Pete Malinverni pays tribute to Leonard Bernstein in new Album
Posted January 10, 2022
Pianist Pete Malinverni pays tribute to Leonard Bernstein with his all-star trio featuring bassist Ugonna Okegwo and drummer Jeff Hamilton. The album was selected as one of Jazziz Magazine’s Ten Albums You Need to Know (January 2022).
On the Town – Pete Malinverni Plays Leonard Bernstein, due out January 14, 2022, via Planet Arts Recordings, harkens back to an inspiring “only in New York” meeting between the two passionate musicians.
Having spent four decades on the New York City jazz scene, pianist Pete Malinverni has crossed paths with countless revered artists and come away with a host of tales to tell. But few moments measure up to the time that Malinverni met the iconic composer/conductor Leonard Bernstein.
The seeds planted in that meeting decades ago come to fruition on Malinverni’s stunning new album, On the Town – Pete Malinverni Plays Leonard Bernstein. Due out January 14, 2022 via Planet Arts Recordings, the album reimagines nine Bernstein favorites, along with a new Malinverni original penned in tribute to the composer, for an all-star trio featuring bassist Ugonna Okegwo and drummer Jeff Hamilton.
At the time of that fateful meeting, Malinverni had a steady gig at an upscale restaurant in the city. One night the swanky nightspot was chosen as the site of the opening night cast party for Franco Zeffirelli’s production of “Tosca” at the Metropolitan Opera. As Malinverni played through a selection of arias at the piano, Bernstein walked in, and the young pianist immediately launched into the composer’s “Lucky To Be Me.” Bernstein recognized the homage and, following a trip detour to the men’s room (where a friend of Malinverni’s broke the protocols of polite society and touted the pianist’s virtues), proceeded to spend a considerable portion of the evening hanging around the piano.

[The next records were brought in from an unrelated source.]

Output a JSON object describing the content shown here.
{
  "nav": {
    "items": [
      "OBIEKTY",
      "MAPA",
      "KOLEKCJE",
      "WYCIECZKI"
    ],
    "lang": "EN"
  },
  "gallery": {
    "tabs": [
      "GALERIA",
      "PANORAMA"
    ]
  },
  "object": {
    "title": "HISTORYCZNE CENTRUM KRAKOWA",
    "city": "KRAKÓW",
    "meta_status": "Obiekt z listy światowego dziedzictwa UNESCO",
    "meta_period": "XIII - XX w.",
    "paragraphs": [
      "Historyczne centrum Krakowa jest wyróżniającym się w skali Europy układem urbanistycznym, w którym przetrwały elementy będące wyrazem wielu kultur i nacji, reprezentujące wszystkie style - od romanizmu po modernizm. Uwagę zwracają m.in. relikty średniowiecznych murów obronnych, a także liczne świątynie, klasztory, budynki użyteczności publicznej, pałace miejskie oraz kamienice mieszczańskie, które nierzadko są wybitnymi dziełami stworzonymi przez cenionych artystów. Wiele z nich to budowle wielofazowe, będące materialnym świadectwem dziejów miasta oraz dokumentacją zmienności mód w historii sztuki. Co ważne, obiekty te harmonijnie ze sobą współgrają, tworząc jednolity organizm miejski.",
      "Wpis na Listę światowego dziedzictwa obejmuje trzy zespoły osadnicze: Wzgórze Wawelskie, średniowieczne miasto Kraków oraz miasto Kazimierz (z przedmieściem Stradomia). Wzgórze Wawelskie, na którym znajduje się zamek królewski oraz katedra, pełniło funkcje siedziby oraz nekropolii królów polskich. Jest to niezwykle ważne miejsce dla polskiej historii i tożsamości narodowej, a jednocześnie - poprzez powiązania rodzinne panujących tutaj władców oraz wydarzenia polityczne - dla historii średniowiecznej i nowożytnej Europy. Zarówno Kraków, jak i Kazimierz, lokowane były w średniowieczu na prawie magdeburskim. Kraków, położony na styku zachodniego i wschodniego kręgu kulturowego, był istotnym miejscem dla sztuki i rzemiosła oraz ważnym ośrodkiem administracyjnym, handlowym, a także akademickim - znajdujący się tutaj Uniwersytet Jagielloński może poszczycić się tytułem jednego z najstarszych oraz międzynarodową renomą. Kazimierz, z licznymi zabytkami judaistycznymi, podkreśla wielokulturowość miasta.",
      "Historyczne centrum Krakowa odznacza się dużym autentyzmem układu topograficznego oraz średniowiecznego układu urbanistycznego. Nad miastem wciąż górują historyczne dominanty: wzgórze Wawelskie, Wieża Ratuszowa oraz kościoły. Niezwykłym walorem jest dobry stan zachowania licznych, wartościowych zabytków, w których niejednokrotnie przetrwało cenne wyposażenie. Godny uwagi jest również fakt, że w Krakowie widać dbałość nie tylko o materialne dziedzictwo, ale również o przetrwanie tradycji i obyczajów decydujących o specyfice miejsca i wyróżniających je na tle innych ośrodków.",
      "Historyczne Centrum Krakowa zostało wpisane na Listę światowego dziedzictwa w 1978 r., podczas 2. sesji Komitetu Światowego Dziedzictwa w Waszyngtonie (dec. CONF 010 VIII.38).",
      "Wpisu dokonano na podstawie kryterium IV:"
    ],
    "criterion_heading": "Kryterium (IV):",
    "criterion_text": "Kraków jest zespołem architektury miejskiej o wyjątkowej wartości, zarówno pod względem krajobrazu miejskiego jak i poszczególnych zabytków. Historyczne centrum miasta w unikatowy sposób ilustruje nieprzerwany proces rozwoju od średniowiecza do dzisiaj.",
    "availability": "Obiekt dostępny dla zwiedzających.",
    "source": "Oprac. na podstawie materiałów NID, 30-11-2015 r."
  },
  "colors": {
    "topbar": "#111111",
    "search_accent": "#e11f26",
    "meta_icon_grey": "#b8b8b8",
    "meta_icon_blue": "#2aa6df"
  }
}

“Real musicians want to hang out with the band,” Malinverni says, recalling those magical hours.
“Bernstein was this gray eminence I’d see on TV, and I’d listened to his ‘Young People’s Concerts’ in high school. So he was a definite presence in my life even though I’d never met him.”
Malinverni still recalls that encounter – which included introductions to other notables at the party, including legendary songwriters Betty Comden and Adolph Green – as “one of the great moments of my musical life.” To this day he remains touched by Bernstein’s magnetic attraction to musicians of any stature.
“His public image was of a guy who knew his stuff and was super passionate about it. But I found out that night that as passionate as he seemed, he was even more so. When I saw him in the flesh, it was electric. His head poked through the clouds, and the piano somehow seemed a more exalted place then and thereafter.”